Social media is all about engagement – engaging with people, consumers, brands, celebrities, you name it. As you know, some people tend to do it better than others. A recent research conducted by ENGAGEMENTdb attempts to measure the top 100 global brand’s value and engagement within social media channels. Before going any further, let’s review their top 10 list:
- Thomson Reuters
- Yahoo! and Intel (Tie)

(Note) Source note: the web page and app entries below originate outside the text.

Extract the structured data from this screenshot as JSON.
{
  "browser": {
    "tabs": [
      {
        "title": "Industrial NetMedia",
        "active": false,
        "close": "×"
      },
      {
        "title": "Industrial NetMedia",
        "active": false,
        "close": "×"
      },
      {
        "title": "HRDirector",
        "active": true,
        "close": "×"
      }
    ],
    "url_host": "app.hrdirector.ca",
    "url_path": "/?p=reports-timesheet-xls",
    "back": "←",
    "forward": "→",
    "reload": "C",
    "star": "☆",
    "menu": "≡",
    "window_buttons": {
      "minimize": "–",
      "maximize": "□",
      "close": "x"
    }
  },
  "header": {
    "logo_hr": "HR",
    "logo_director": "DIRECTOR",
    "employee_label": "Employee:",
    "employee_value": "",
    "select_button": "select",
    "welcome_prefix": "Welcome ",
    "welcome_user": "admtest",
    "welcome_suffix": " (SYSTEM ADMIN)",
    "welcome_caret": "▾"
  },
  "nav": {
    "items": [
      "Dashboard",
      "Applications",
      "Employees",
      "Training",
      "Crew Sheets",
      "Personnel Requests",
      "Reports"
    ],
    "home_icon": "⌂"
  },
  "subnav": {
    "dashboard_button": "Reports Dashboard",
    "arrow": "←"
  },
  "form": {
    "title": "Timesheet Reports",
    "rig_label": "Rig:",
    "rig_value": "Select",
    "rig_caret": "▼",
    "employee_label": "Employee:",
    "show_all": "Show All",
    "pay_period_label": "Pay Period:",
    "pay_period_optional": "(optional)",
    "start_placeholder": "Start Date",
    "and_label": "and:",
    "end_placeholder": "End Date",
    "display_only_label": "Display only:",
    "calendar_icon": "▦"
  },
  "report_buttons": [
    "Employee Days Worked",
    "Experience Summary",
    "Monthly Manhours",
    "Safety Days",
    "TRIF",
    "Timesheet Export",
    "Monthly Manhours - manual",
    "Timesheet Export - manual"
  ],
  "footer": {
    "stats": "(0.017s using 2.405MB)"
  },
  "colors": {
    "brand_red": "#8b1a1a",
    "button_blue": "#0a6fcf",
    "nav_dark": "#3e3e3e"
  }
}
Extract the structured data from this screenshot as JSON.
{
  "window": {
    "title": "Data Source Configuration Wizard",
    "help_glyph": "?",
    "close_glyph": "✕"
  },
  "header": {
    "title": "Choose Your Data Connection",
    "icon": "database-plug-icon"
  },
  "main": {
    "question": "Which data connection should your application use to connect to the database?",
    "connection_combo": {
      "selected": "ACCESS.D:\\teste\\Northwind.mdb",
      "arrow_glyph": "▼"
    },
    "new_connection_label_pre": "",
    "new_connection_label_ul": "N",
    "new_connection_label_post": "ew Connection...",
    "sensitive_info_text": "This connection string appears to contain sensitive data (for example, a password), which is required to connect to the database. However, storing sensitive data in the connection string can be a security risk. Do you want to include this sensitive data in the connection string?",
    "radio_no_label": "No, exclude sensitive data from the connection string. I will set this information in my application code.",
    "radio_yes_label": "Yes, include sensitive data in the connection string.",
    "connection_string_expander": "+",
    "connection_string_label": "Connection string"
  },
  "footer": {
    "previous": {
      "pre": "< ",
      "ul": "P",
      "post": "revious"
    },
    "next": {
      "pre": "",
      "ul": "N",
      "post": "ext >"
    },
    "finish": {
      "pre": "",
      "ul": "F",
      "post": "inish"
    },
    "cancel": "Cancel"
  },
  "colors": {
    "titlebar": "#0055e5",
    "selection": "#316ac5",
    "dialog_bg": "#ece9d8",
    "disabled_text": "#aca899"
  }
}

I found it surprising to see Starbucks at the top of this list and were expecting instead to encounter the usual suspects in this study, i.e.Southwest airlines, Jetblue or Wholefoods. Turns out these brands were not researched since they haven’t made the global brand list. Back to Starbucks. They scored the number one spot, before technology-savvy brands such as Dell and Google. How did they do it? Alexandra Wheeler of Starbucks’ Digital Strategy department has an explanation: “We live in the physical world with thousands of natural touch points, so when we laid out the vision for our social strategy, it felt like home for the brand. It’s about the relationships we form with our customers, not marketing.” Here it is again: engagement. When approaching social media channels, it’s important to keep this in mind, before any marketing strategy you might want to conduct.
It’s been a difficult year for Starbucks financially speaking. The company has seen a decreased in revenue, which prompted it to undergo drastic changes – closing coffee shops, changing menus, etc. This also makes me wonder how this emblematic brand was able to score the top spot of the study. Patricio Robles over at Econsultancy is asking the following: “if you make the statement that “deep engagement with consumers through social media channels correlates to better financial performance” but the company that you rank as the most engaged has seen steady declines across many key business metrics (not just total revenue), how can you legitimately suggest cause and effect?”
This is a tough question that carries many underlying ones. Can social media efforts be financially measured? And if so, how can one interpret the correlation between financial gains and engagement? What if by trying to measure social media’s ROI we were just missing the point? The authors of this study came to this conclusion:
While much has been written questioning the value of social media, this landmark study has found that the most valuable brands in the world are experiencing a direct correlation between top financial performance and deep social media engagement. The relationship is apparent and significant: socially engaged companies are in fact more financially successful.
What do you think? Do you see a correlation between social media efforts and direct ROI?